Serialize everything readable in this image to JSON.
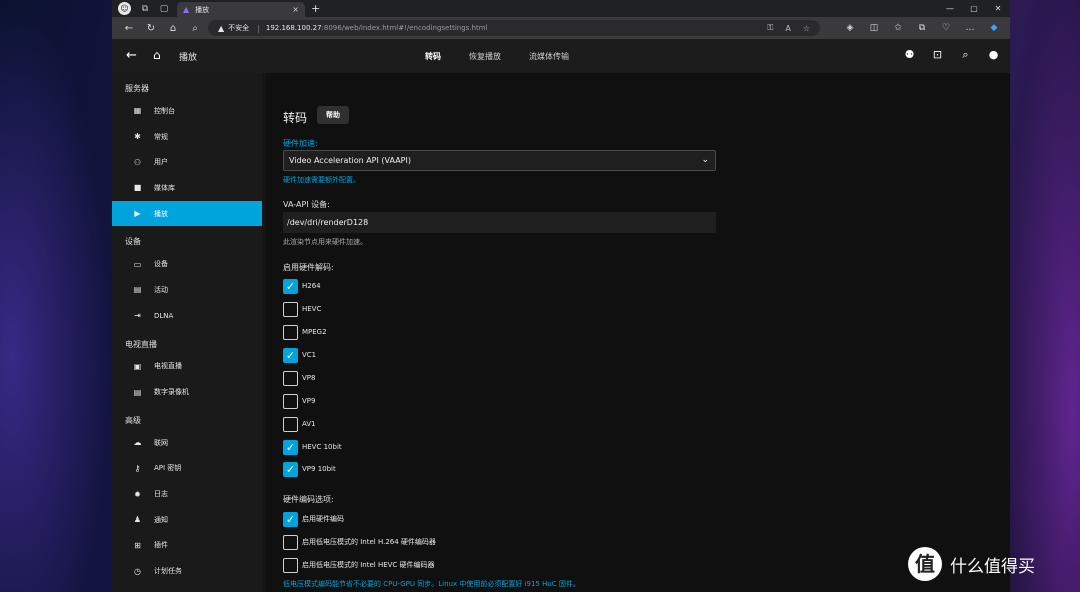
{
  "browser": {
    "tab_title": "播放",
    "new_tab": "+",
    "insecure": "不安全",
    "url_host": "192.168.100.27",
    "url_path": ":8096/web/index.html#!/encodingsettings.html"
  },
  "header": {
    "page_title": "播放",
    "tabs": [
      {
        "label": "转码",
        "active": true
      },
      {
        "label": "恢复播放",
        "active": false
      },
      {
        "label": "流媒体传输",
        "active": false
      }
    ]
  },
  "sidebar": {
    "sections": [
      {
        "title": "服务器",
        "items": [
          {
            "label": "控制台",
            "icon": "dashboard-icon"
          },
          {
            "label": "常规",
            "icon": "gear-icon"
          },
          {
            "label": "用户",
            "icon": "users-icon"
          },
          {
            "label": "媒体库",
            "icon": "folder-icon"
          },
          {
            "label": "播放",
            "icon": "play-icon",
            "active": true
          }
        ]
      },
      {
        "title": "设备",
        "items": [
          {
            "label": "设备",
            "icon": "devices-icon"
          },
          {
            "label": "活动",
            "icon": "activity-icon"
          },
          {
            "label": "DLNA",
            "icon": "dlna-icon"
          }
        ]
      },
      {
        "title": "电视直播",
        "items": [
          {
            "label": "电视直播",
            "icon": "live-tv-icon"
          },
          {
            "label": "数字录像机",
            "icon": "dvr-icon"
          }
        ]
      },
      {
        "title": "高级",
        "items": [
          {
            "label": "联网",
            "icon": "cloud-icon"
          },
          {
            "label": "API 密钥",
            "icon": "key-icon"
          },
          {
            "label": "日志",
            "icon": "bug-icon"
          },
          {
            "label": "通知",
            "icon": "bell-icon"
          },
          {
            "label": "插件",
            "icon": "cart-icon"
          },
          {
            "label": "计划任务",
            "icon": "clock-icon"
          }
        ]
      }
    ]
  },
  "main": {
    "title": "转码",
    "help_button": "帮助",
    "hw_accel_label": "硬件加速:",
    "hw_accel_value": "Video Acceleration API (VAAPI)",
    "hw_accel_note": "硬件加速需要额外配置。",
    "vaapi_label": "VA-API 设备:",
    "vaapi_value": "/dev/dri/renderD128",
    "vaapi_note": "此渲染节点用来硬件加速。",
    "hw_decode_label": "启用硬件解码:",
    "decoders": [
      {
        "label": "H264",
        "checked": true
      },
      {
        "label": "HEVC",
        "checked": false
      },
      {
        "label": "MPEG2",
        "checked": false
      },
      {
        "label": "VC1",
        "checked": true
      },
      {
        "label": "VP8",
        "checked": false
      },
      {
        "label": "VP9",
        "checked": false
      },
      {
        "label": "AV1",
        "checked": false
      },
      {
        "label": "HEVC 10bit",
        "checked": true
      },
      {
        "label": "VP9 10bit",
        "checked": true
      }
    ],
    "hw_encode_label": "硬件编码选项:",
    "encoders": [
      {
        "label": "启用硬件编码",
        "checked": true
      },
      {
        "label": "启用低电压模式的 Intel H.264 硬件编码器",
        "checked": false
      },
      {
        "label": "启用低电压模式的 Intel HEVC 硬件编码器",
        "checked": false
      }
    ],
    "low_power_note": "低电压模式编码能节省不必要的 CPU-GPU 同步。Linux 中使用前必须配置好 i915 HuC 固件。"
  },
  "watermark": {
    "text": "什么值得买",
    "logo": "值"
  },
  "colors": {
    "accent": "#00a4dc",
    "background": "#101010",
    "sidebar": "#1a1a1a"
  }
}
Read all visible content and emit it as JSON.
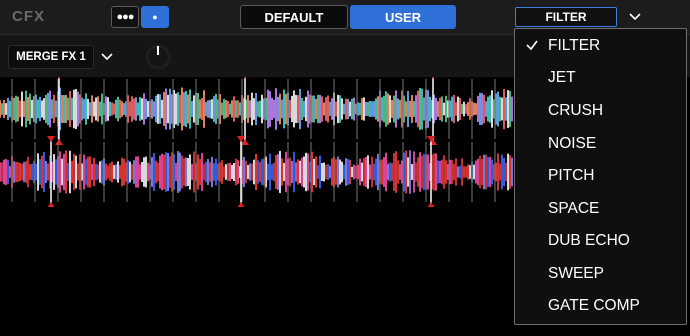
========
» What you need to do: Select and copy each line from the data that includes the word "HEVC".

» Reply:
        "label": "HEVC",
        "label": "HEVC 10bit",
        "label": "启用低电压模式的 Intel HEVC 硬件编码器",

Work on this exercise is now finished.